*WORK TO BE COMPLETED*. Count how many lines of the data include "name". The answer is that number and nothing else.

*INFORMATION GIVEN*.
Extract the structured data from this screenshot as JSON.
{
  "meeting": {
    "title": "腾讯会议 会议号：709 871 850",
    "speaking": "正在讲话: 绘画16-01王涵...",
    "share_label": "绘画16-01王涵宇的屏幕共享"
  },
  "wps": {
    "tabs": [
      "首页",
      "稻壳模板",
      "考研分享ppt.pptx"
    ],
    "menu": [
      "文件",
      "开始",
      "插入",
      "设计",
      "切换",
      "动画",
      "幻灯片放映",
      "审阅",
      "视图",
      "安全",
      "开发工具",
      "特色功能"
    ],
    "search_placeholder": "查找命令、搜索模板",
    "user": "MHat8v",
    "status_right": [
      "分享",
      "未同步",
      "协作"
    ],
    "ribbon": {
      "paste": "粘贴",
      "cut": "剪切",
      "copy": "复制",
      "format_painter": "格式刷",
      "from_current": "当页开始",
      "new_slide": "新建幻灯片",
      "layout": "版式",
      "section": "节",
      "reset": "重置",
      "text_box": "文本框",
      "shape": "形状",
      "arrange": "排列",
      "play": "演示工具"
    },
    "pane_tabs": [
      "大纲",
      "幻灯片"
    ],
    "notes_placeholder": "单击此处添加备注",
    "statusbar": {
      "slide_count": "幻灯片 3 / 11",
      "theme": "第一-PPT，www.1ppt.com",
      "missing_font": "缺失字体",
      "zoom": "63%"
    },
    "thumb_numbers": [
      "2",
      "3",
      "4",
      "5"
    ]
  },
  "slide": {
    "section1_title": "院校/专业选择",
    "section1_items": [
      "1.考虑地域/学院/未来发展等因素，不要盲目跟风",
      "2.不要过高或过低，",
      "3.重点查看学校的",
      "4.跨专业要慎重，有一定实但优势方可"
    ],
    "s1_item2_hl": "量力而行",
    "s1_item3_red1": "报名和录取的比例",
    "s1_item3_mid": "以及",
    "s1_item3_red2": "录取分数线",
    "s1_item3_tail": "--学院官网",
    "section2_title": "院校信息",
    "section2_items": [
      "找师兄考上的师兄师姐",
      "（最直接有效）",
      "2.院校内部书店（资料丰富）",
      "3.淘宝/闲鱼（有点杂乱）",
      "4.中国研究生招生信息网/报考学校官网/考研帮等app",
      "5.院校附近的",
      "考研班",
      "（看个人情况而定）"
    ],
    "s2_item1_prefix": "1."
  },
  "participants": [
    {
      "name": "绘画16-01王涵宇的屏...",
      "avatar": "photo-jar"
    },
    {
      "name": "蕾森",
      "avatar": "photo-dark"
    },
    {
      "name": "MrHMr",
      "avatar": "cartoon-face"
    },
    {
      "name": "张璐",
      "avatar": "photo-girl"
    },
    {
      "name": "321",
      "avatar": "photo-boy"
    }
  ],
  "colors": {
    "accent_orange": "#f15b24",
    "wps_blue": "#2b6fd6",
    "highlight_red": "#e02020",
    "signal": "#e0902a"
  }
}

*WRITTEN ANSWER*. 5